The Canadian dollar racked up a solid gain Tuesday morning, reflecting a sharp runup in oil and copper prices Monday while domestic markets were closed for Victoria Day.
The commodity-sensitive loonie gained 0.41 of a cent to 98.37 cents US.
Commodity prices were mixed after oil and copper advanced Monday after closing at multi-month lows last week on demand worries and a strengthening U.S. dollar. Traders have avoided riskier investments such as commodities, equities and resource-based currencies such as the Canadian dollar and bought into the safe haven status of U.S. Treasuries.
A stronger greenback usually helps depress oil prices, which are denominated in dollars, as it makes oil more expensive for holders of other currencies.
The June crude contract on the New York Mercantile Exchange was off 12 cents to US$92.45 a barrel after gaining $1.09 Monday.

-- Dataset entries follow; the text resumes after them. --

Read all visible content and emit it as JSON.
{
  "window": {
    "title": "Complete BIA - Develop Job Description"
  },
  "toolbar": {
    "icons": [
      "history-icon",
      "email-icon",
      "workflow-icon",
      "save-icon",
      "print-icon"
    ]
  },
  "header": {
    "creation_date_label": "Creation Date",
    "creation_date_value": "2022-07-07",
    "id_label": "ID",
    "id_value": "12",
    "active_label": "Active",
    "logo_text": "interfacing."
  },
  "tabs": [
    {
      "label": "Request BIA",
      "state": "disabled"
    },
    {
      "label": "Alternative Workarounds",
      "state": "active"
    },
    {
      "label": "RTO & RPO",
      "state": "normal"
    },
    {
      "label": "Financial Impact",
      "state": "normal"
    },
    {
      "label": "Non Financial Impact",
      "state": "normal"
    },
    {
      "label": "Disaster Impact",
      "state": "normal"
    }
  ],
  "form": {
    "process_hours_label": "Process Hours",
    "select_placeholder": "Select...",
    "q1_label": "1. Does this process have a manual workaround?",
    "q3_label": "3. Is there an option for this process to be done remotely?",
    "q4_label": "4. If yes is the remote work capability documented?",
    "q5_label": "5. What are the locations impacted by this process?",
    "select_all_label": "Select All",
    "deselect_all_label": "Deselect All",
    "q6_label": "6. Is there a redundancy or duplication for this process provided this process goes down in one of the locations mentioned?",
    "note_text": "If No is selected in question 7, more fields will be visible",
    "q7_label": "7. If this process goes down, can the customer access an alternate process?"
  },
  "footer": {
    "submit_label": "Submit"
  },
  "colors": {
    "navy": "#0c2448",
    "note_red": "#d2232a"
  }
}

Copper traded at US$3.50 a pound, holding on to Monday’s three-cent gain.
June gold was off $8.20 to US$1,580.50 an ounce after dipping $3.20.
The Canadian currency has swooned about three US cents during May, largely because of market nervousness over the future of the eurozone.
Uncertainty has persuaded traders to pile into U.S. Treasuries and avoid riskier assets such as commodities (which have fallen to multi-month lows) and resource-based currencies such as the Canadian dollar.
The worry is that Greek political parties dead set against the austerity programs that have made crucial bailouts possible will be in an influential position after the next election June 17. A repudiation of those agreements would likely trigger a default and Greece would have to exit the eurozone.
Meanwhile, traders also digested a dire warning from the Organization for Economic Cooperation and Development that the 17-country eurozone risks falling into a “severe recession.” And the OECD, which comprises the world’s most developed economies, called on governments and Europe’s central bank to act quickly to stop the slowdown spilling over into the global economy.
OECD Chief Economist Pier Carlo Padoan called on eurozone leaders to adopt a “policy compact” to promote growth even while reducing deficits.
So-called eurobonds — debt issued jointly by countries in the currency bloc — could be used to recapitalize banks, Padoan said.
He also reiterated his call of six months ago for the ECB to do more to stem Europe’s crisis.
Traders also focused on a summit of European leaders that’s expected to be dominated by calls to boost economic growth across the continent.
On Wednesday, the leaders of the 27 European Union countries will hold an informal meeting in Brussels. The summit is expected to focus on ways to kick start the region’s faltering economy.